───── RECORDED INFORMATION ─────

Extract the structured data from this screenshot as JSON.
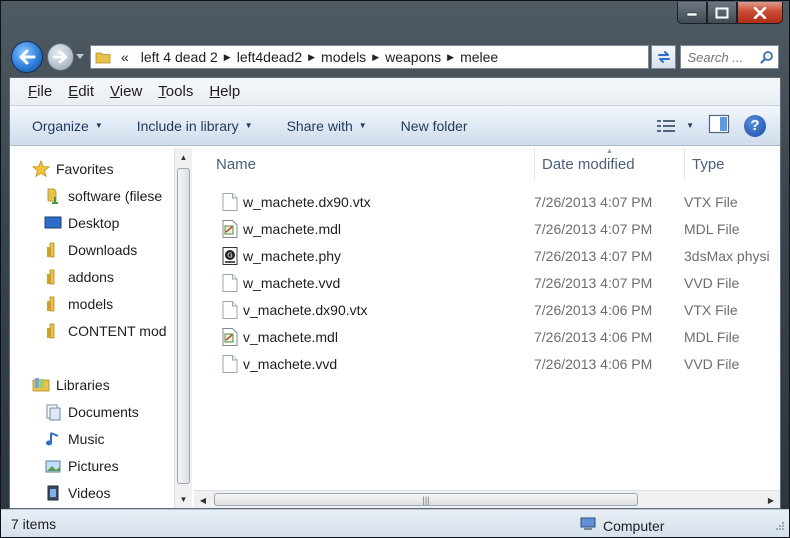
{
  "window": {
    "caption_buttons": {
      "minimize": "minimize",
      "maximize": "maximize",
      "close": "close"
    }
  },
  "address": {
    "overflow": "«",
    "crumbs": [
      "left 4 dead 2",
      "left4dead2",
      "models",
      "weapons",
      "melee"
    ]
  },
  "search": {
    "placeholder": "Search ..."
  },
  "menu": [
    {
      "key": "F",
      "rest": "ile"
    },
    {
      "key": "E",
      "rest": "dit"
    },
    {
      "key": "V",
      "rest": "iew"
    },
    {
      "key": "T",
      "rest": "ools"
    },
    {
      "key": "H",
      "rest": "elp"
    }
  ],
  "commands": {
    "organize": "Organize",
    "include_in_library": "Include in library",
    "share_with": "Share with",
    "new_folder": "New folder"
  },
  "nav": {
    "favorites": {
      "label": "Favorites",
      "items": [
        "software (filese",
        "Desktop",
        "Downloads",
        "addons",
        "models",
        "CONTENT mod"
      ]
    },
    "libraries": {
      "label": "Libraries",
      "items": [
        "Documents",
        "Music",
        "Pictures",
        "Videos"
      ]
    }
  },
  "columns": {
    "name": "Name",
    "date": "Date modified",
    "type": "Type"
  },
  "files": [
    {
      "name": "w_machete.dx90.vtx",
      "date": "7/26/2013 4:07 PM",
      "type": "VTX File",
      "icon": "blank-file-icon"
    },
    {
      "name": "w_machete.mdl",
      "date": "7/26/2013 4:07 PM",
      "type": "MDL File",
      "icon": "mdl-file-icon"
    },
    {
      "name": "w_machete.phy",
      "date": "7/26/2013 4:07 PM",
      "type": "3dsMax physi",
      "icon": "phy-file-icon"
    },
    {
      "name": "w_machete.vvd",
      "date": "7/26/2013 4:07 PM",
      "type": "VVD File",
      "icon": "blank-file-icon"
    },
    {
      "name": "v_machete.dx90.vtx",
      "date": "7/26/2013 4:06 PM",
      "type": "VTX File",
      "icon": "blank-file-icon"
    },
    {
      "name": "v_machete.mdl",
      "date": "7/26/2013 4:06 PM",
      "type": "MDL File",
      "icon": "mdl-file-icon"
    },
    {
      "name": "v_machete.vvd",
      "date": "7/26/2013 4:06 PM",
      "type": "VVD File",
      "icon": "blank-file-icon"
    }
  ],
  "status": {
    "items": "7 items",
    "location": "Computer"
  },
  "colors": {
    "accent": "#1e395b",
    "folder": "#e8c24a",
    "frame": "#3a444d"
  }
}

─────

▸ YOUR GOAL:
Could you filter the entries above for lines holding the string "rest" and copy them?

▸ COMPLETED EXERCISE:
      "rest": "ile"
      "rest": "dit"
      "rest": "iew"
      "rest": "ools"
      "rest": "elp"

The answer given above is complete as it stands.